Some people act as if trading were an activity similar to what they were doing son goku with the search for Dragon Balls: There are a number of elements to gather, put into place, and from there you’re done, you become a successful trader who can trade any market.
These “magical” elements start out as, generally, technical indicators that form a Trading System: Oscillators that indicate when the price is overbought or oversold, Averages that indicate the trend, Projections and Fibonacci Retracements that reveal confluence areas…
If the trader is smart enough and manages to survive the first few months, they may be lucky enough to incorporate other less tangible itemss but absolutely necessary. Concepts like the Ruin Risk, Maximum Draw Down, Money Management or Emotional Management they appear on the horizon as other Dragon Balls to be found.
When these elements have been understood, and are incorporated into the daily activity of the trader, another great challenge appears: the discipline. Thus the operator begins to understand that if he is not firm in the execution of his work plan, he will not achieve sustainable results over time. It is precisely discipline, hand in hand with Emotional Management, that is responsible for the failure of the majority of participantsand it is that traders usually sabotage their success by going against the rules and principles that they know they must follow.
If the trader achieves mastery of the technical elements of a Trading System, incorporates the key principles that have to do with risk, position and emotion management, and manages to be disciplined, he has undoubtedly traveled a long way. long way on the road to consistency.
Now, at this point, it may be that the trader continues to harbor wrong ideas about what it takes to be successful in the markets. There is a variable that cannot be left out and that makes trading different from looking for the Dragon Balls, and that is that it isn’t true that once these elements have been incorporated one is already prepared and ready to succeed.
Markets are not inert and immutable entities, but rather dynamic relationships between agents subject to constant change.. From the interaction of the hundreds of thousands of participants who approach the market to satisfy their particular interests, some movements or others are generated, and thus, the markets move bullishly, bearishly, or in congestion, and with a few degrees of volatility and liquidity.
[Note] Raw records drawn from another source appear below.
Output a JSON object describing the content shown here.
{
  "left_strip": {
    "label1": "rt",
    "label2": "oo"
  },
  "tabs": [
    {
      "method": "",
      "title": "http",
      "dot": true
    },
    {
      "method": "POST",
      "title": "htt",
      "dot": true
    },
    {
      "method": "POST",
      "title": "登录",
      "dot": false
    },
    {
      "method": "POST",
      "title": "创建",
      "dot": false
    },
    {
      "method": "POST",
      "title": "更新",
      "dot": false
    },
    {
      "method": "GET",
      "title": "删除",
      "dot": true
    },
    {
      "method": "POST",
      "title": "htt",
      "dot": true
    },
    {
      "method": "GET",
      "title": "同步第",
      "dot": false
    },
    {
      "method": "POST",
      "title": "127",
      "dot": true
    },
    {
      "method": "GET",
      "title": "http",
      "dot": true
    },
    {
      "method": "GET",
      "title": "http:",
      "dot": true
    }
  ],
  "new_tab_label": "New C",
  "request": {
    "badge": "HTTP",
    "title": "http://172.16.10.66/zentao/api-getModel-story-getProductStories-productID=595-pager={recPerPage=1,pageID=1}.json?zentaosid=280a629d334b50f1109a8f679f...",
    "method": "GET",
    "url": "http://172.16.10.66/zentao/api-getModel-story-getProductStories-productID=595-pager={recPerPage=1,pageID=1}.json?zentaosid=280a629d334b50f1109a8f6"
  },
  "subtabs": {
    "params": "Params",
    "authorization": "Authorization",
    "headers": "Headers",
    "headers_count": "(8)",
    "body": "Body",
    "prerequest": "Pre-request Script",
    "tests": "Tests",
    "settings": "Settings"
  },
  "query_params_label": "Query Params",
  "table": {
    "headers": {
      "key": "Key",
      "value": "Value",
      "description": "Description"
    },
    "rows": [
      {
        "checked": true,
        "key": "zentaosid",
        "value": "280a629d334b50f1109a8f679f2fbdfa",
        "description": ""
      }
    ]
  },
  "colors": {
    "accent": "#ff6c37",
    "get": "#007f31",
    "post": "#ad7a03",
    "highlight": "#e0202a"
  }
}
The aspiring professional trader has to incorporate the ability to adjust your performance to the dynamic expressed by the price, and this dynamic is in perpetual change, so your way of trading should be flexible and adaptable.
If the trader believes that once he has learned a system, it will continue to work for life, he is wrong, and this is necessarily so because the system has to be at the service of the market structure and not the market structure at the service of the system. . Trading systems are designed to identify those moments where there is a greater probability that the price will move in favor of the trader, and its essence is the study of the price quote. But the price quote varies as the interests of the participants vary.
In recent years, changes in the market structure have accelerated and thus, what used to happen slowly now happens at great speed.. This is so, in part, due to the influence of new technologies. Globalization and the flow of information, leveraged on the resources that computing, engineering, and modern mathematics allow us, make markets show accelerated changes both in their composition and in their behavior.
Without going any further, it is estimated that the High Frequency Trading (HFT) supposed in 2010, a percentage superior to 70% of the transactions…
These technological elements are added to the exceptional measures that governments and central banks have to take as a result of the crisis.
The result is that the structure of the markets dances to a frenzy, composing a cacophony that forces the trader to adjust his steps if he does not want to be stepped on over and over again. And these adjustments must first be incorporated into the mental baggage of the patient who has to understand that it is something unavoidable, and then into the technical baggage that allows him to respond appropriately to the new structure.